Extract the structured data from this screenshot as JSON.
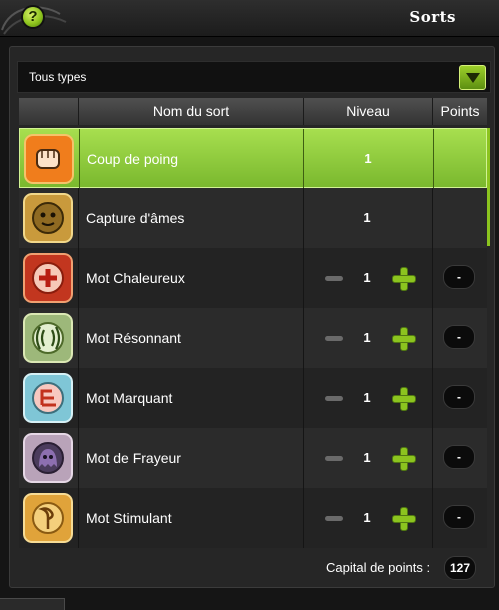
{
  "window": {
    "title": "Sorts",
    "help_label": "?"
  },
  "filter": {
    "selected": "Tous types"
  },
  "table": {
    "headers": {
      "name": "Nom du sort",
      "level": "Niveau",
      "points": "Points"
    },
    "rows": [
      {
        "name": "Coup de poing",
        "level": "1",
        "points": "",
        "icon": "fist-icon",
        "has_controls": false,
        "selected": true
      },
      {
        "name": "Capture d'âmes",
        "level": "1",
        "points": "",
        "icon": "soul-capture-icon",
        "has_controls": false,
        "selected": false
      },
      {
        "name": "Mot Chaleureux",
        "level": "1",
        "points": "-",
        "icon": "heal-cross-icon",
        "has_controls": true,
        "selected": false
      },
      {
        "name": "Mot Résonnant",
        "level": "1",
        "points": "-",
        "icon": "sound-wave-icon",
        "has_controls": true,
        "selected": false
      },
      {
        "name": "Mot Marquant",
        "level": "1",
        "points": "-",
        "icon": "mark-icon",
        "has_controls": true,
        "selected": false
      },
      {
        "name": "Mot de Frayeur",
        "level": "1",
        "points": "-",
        "icon": "fear-ghost-icon",
        "has_controls": true,
        "selected": false
      },
      {
        "name": "Mot Stimulant",
        "level": "1",
        "points": "-",
        "icon": "sprout-icon",
        "has_controls": true,
        "selected": false
      }
    ]
  },
  "capital": {
    "label": "Capital de points :",
    "value": "127"
  },
  "colors": {
    "accent": "#8cc41f",
    "selected_row": "#a7df4f",
    "background": "#151515"
  }
}
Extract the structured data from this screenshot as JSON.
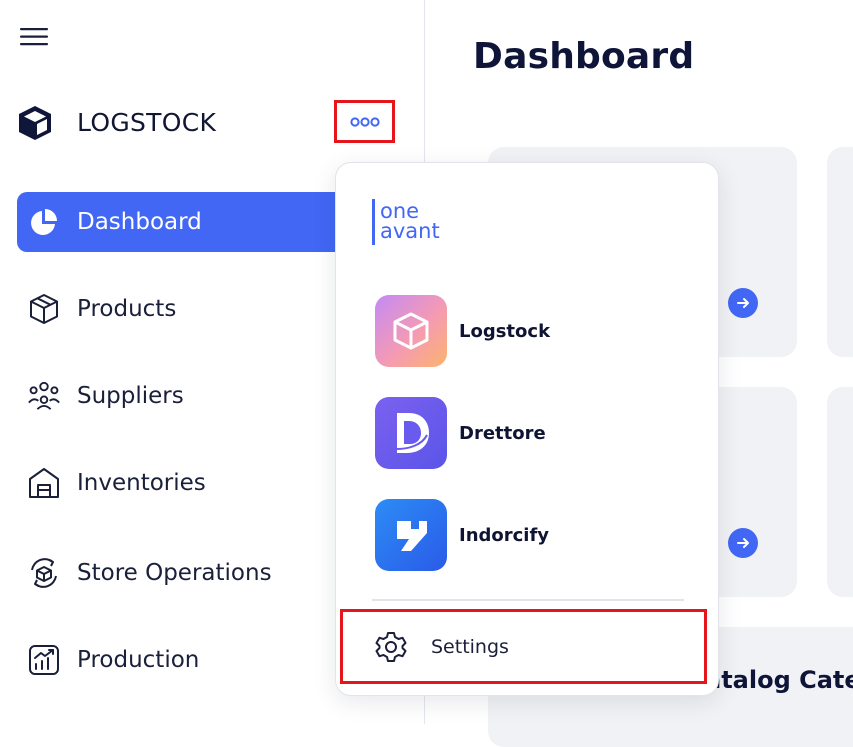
{
  "sidebar": {
    "brand": {
      "name": "LOGSTOCK",
      "icon": "cube-icon"
    },
    "nav": [
      {
        "label": "Dashboard",
        "icon": "pie-chart-icon",
        "active": true
      },
      {
        "label": "Products",
        "icon": "box-icon",
        "active": false
      },
      {
        "label": "Suppliers",
        "icon": "people-group-icon",
        "active": false
      },
      {
        "label": "Inventories",
        "icon": "warehouse-icon",
        "active": false
      },
      {
        "label": "Store Operations",
        "icon": "cycle-box-icon",
        "active": false
      },
      {
        "label": "Production",
        "icon": "growth-chart-icon",
        "active": false
      }
    ]
  },
  "main": {
    "title": "Dashboard",
    "section_title": "atalog Cate"
  },
  "app_switcher": {
    "logo_text": {
      "line1": "one",
      "line2": "avant"
    },
    "apps": [
      {
        "name": "Logstock",
        "icon": "logstock-app-icon"
      },
      {
        "name": "Drettore",
        "icon": "drettore-app-icon"
      },
      {
        "name": "Indorcify",
        "icon": "indorcify-app-icon"
      }
    ],
    "settings_label": "Settings"
  },
  "colors": {
    "accent": "#4267f5",
    "highlight": "#e5161b",
    "text_dark": "#0f1538",
    "card_bg": "#f1f2f5"
  }
}
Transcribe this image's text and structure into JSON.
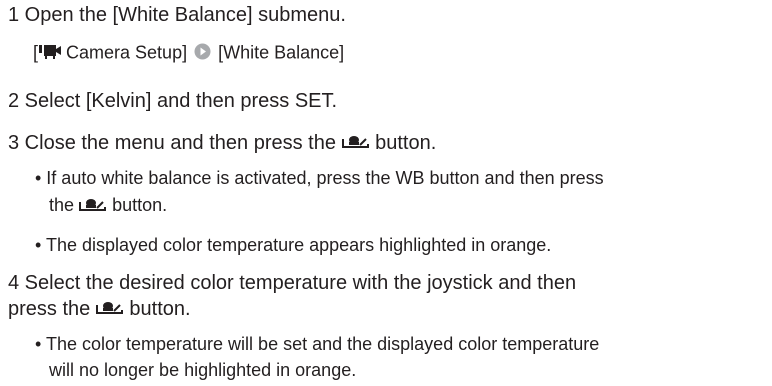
{
  "steps": [
    {
      "title": "1 Open the [White Balance] submenu.",
      "menu_path": {
        "open_bracket": "[",
        "camera_setup": " Camera Setup]",
        "white_balance": " [White Balance]"
      }
    },
    {
      "title": "2 Select [Kelvin] and then press SET."
    },
    {
      "title_prefix": "3 Close the menu and then press the",
      "title_suffix": "button.",
      "bullets": [
        {
          "line1": "• If auto white balance is activated, press the WB button and then press",
          "line2_prefix": "the",
          "line2_suffix": "button."
        },
        {
          "line1": "• The displayed color temperature appears highlighted in orange."
        }
      ]
    },
    {
      "title_line1": "4 Select the desired color temperature with the joystick and then",
      "title_line2_prefix": "press the",
      "title_line2_suffix": "button.",
      "bullets": [
        {
          "line1": "• The color temperature will be set and the displayed color temperature",
          "line2": "will no longer be highlighted in orange."
        }
      ]
    }
  ],
  "icons": [
    "movie-camera-icon",
    "arrow-circle-icon",
    "white-balance-set-icon"
  ]
}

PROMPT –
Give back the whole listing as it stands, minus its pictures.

REPLY –
Extract the structured data from this screenshot as JSON.
{
  "window": {
    "title": "Sorts",
    "help_label": "?"
  },
  "filter": {
    "selected": "Tous types"
  },
  "table": {
    "headers": {
      "name": "Nom du sort",
      "level": "Niveau",
      "points": "Points"
    },
    "rows": [
      {
        "name": "Coup de poing",
        "level": "1",
        "points": "",
        "icon": "fist-icon",
        "has_controls": false,
        "selected": true
      },
      {
        "name": "Capture d'âmes",
        "level": "1",
        "points": "",
        "icon": "soul-capture-icon",
        "has_controls": false,
        "selected": false
      },
      {
        "name": "Mot Chaleureux",
        "level": "1",
        "points": "-",
        "icon": "heal-cross-icon",
        "has_controls": true,
        "selected": false
      },
      {
        "name": "Mot Résonnant",
        "level": "1",
        "points": "-",
        "icon": "sound-wave-icon",
        "has_controls": true,
        "selected": false
      },
      {
        "name": "Mot Marquant",
        "level": "1",
        "points": "-",
        "icon": "mark-icon",
        "has_controls": true,
        "selected": false
      },
      {
        "name": "Mot de Frayeur",
        "level": "1",
        "points": "-",
        "icon": "fear-ghost-icon",
        "has_controls": true,
        "selected": false
      },
      {
        "name": "Mot Stimulant",
        "level": "1",
        "points": "-",
        "icon": "sprout-icon",
        "has_controls": true,
        "selected": false
      }
    ]
  },
  "capital": {
    "label": "Capital de points :",
    "value": "127"
  },
  "colors": {
    "accent": "#8cc41f",
    "selected_row": "#a7df4f",
    "background": "#151515"
  }
}
Extract the structured data from this screenshot as JSON.
{
  "sidebar": {
    "brand": {
      "name": "LOGSTOCK",
      "icon": "cube-icon"
    },
    "nav": [
      {
        "label": "Dashboard",
        "icon": "pie-chart-icon",
        "active": true
      },
      {
        "label": "Products",
        "icon": "box-icon",
        "active": false
      },
      {
        "label": "Suppliers",
        "icon": "people-group-icon",
        "active": false
      },
      {
        "label": "Inventories",
        "icon": "warehouse-icon",
        "active": false
      },
      {
        "label": "Store Operations",
        "icon": "cycle-box-icon",
        "active": false
      },
      {
        "label": "Production",
        "icon": "growth-chart-icon",
        "active": false
      }
    ]
  },
  "main": {
    "title": "Dashboard",
    "section_title": "atalog Cate"
  },
  "app_switcher": {
    "logo_text": {
      "line1": "one",
      "line2": "avant"
    },
    "apps": [
      {
        "name": "Logstock",
        "icon": "logstock-app-icon"
      },
      {
        "name": "Drettore",
        "icon": "drettore-app-icon"
      },
      {
        "name": "Indorcify",
        "icon": "indorcify-app-icon"
      }
    ],
    "settings_label": "Settings"
  },
  "colors": {
    "accent": "#4267f5",
    "highlight": "#e5161b",
    "text_dark": "#0f1538",
    "card_bg": "#f1f2f5"
  }
}
Transcribe this image's text and structure into JSON.
{
  "steps": [
    {
      "title": "1 Open the [White Balance] submenu.",
      "menu_path": {
        "open_bracket": "[",
        "camera_setup": " Camera Setup]",
        "white_balance": " [White Balance]"
      }
    },
    {
      "title": "2 Select [Kelvin] and then press SET."
    },
    {
      "title_prefix": "3 Close the menu and then press the",
      "title_suffix": "button.",
      "bullets": [
        {
          "line1": "• If auto white balance is activated, press the WB button and then press",
          "line2_prefix": "the",
          "line2_suffix": "button."
        },
        {
          "line1": "• The displayed color temperature appears highlighted in orange."
        }
      ]
    },
    {
      "title_line1": "4 Select the desired color temperature with the joystick and then",
      "title_line2_prefix": "press the",
      "title_line2_suffix": "button.",
      "bullets": [
        {
          "line1": "• The color temperature will be set and the displayed color temperature",
          "line2": "will no longer be highlighted in orange."
        }
      ]
    }
  ],
  "icons": [
    "movie-camera-icon",
    "arrow-circle-icon",
    "white-balance-set-icon"
  ]
}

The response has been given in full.